_What the task requires_
Copy the listing below in full, exactly.

_Entries shown_

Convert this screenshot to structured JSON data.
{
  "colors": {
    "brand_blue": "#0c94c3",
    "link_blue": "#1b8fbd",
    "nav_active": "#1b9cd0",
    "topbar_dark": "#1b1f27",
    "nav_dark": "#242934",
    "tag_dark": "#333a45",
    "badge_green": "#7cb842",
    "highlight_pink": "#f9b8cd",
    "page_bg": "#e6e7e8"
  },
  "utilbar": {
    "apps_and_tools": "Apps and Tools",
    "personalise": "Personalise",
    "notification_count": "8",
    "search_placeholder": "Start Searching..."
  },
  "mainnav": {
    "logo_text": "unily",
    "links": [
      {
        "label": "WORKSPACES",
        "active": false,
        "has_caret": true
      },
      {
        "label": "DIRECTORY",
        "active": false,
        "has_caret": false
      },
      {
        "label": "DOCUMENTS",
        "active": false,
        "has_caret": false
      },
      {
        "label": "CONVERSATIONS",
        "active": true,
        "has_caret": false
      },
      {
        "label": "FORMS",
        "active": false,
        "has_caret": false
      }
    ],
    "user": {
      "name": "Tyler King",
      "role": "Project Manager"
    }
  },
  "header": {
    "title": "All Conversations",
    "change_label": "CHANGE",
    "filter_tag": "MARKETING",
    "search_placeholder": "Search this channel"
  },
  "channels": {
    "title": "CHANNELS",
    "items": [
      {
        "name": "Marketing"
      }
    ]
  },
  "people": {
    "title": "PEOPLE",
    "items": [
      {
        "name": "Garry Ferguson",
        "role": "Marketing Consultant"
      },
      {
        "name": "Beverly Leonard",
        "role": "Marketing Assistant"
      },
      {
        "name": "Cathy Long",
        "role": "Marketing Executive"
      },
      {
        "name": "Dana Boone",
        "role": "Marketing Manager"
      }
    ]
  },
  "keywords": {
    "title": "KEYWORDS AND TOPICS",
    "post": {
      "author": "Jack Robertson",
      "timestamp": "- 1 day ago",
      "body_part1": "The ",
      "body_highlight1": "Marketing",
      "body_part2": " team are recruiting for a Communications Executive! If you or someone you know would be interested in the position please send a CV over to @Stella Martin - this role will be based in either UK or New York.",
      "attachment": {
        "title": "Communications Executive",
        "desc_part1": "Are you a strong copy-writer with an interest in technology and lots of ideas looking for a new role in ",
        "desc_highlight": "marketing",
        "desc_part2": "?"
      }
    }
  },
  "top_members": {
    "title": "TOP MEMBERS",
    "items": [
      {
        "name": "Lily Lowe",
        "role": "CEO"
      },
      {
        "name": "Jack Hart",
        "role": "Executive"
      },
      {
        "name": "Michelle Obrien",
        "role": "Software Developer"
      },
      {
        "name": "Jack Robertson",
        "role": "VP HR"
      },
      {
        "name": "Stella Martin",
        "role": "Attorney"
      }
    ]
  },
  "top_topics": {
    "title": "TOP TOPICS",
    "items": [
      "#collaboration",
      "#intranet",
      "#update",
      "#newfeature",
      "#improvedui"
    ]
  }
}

_Response_
Convert this screenshot to structured JSON data.
{
  "colors": {
    "brand_blue": "#0c94c3",
    "link_blue": "#1b8fbd",
    "nav_active": "#1b9cd0",
    "topbar_dark": "#1b1f27",
    "nav_dark": "#242934",
    "tag_dark": "#333a45",
    "badge_green": "#7cb842",
    "highlight_pink": "#f9b8cd",
    "page_bg": "#e6e7e8"
  },
  "utilbar": {
    "apps_and_tools": "Apps and Tools",
    "personalise": "Personalise",
    "notification_count": "8",
    "search_placeholder": "Start Searching..."
  },
  "mainnav": {
    "logo_text": "unily",
    "links": [
      {
        "label": "WORKSPACES",
        "active": false,
        "has_caret": true
      },
      {
        "label": "DIRECTORY",
        "active": false,
        "has_caret": false
      },
      {
        "label": "DOCUMENTS",
        "active": false,
        "has_caret": false
      },
      {
        "label": "CONVERSATIONS",
        "active": true,
        "has_caret": false
      },
      {
        "label": "FORMS",
        "active": false,
        "has_caret": false
      }
    ],
    "user": {
      "name": "Tyler King",
      "role": "Project Manager"
    }
  },
  "header": {
    "title": "All Conversations",
    "change_label": "CHANGE",
    "filter_tag": "MARKETING",
    "search_placeholder": "Search this channel"
  },
  "channels": {
    "title": "CHANNELS",
    "items": [
      {
        "name": "Marketing"
      }
    ]
  },
  "people": {
    "title": "PEOPLE",
    "items": [
      {
        "name": "Garry Ferguson",
        "role": "Marketing Consultant"
      },
      {
        "name": "Beverly Leonard",
        "role": "Marketing Assistant"
      },
      {
        "name": "Cathy Long",
        "role": "Marketing Executive"
      },
      {
        "name": "Dana Boone",
        "role": "Marketing Manager"
      }
    ]
  },
  "keywords": {
    "title": "KEYWORDS AND TOPICS",
    "post": {
      "author": "Jack Robertson",
      "timestamp": "- 1 day ago",
      "body_part1": "The ",
      "body_highlight1": "Marketing",
      "body_part2": " team are recruiting for a Communications Executive! If you or someone you know would be interested in the position please send a CV over to @Stella Martin - this role will be based in either UK or New York.",
      "attachment": {
        "title": "Communications Executive",
        "desc_part1": "Are you a strong copy-writer with an interest in technology and lots of ideas looking for a new role in ",
        "desc_highlight": "marketing",
        "desc_part2": "?"
      }
    }
  },
  "top_members": {
    "title": "TOP MEMBERS",
    "items": [
      {
        "name": "Lily Lowe",
        "role": "CEO"
      },
      {
        "name": "Jack Hart",
        "role": "Executive"
      },
      {
        "name": "Michelle Obrien",
        "role": "Software Developer"
      },
      {
        "name": "Jack Robertson",
        "role": "VP HR"
      },
      {
        "name": "Stella Martin",
        "role": "Attorney"
      }
    ]
  },
  "top_topics": {
    "title": "TOP TOPICS",
    "items": [
      "#collaboration",
      "#intranet",
      "#update",
      "#newfeature",
      "#improvedui"
    ]
  }
}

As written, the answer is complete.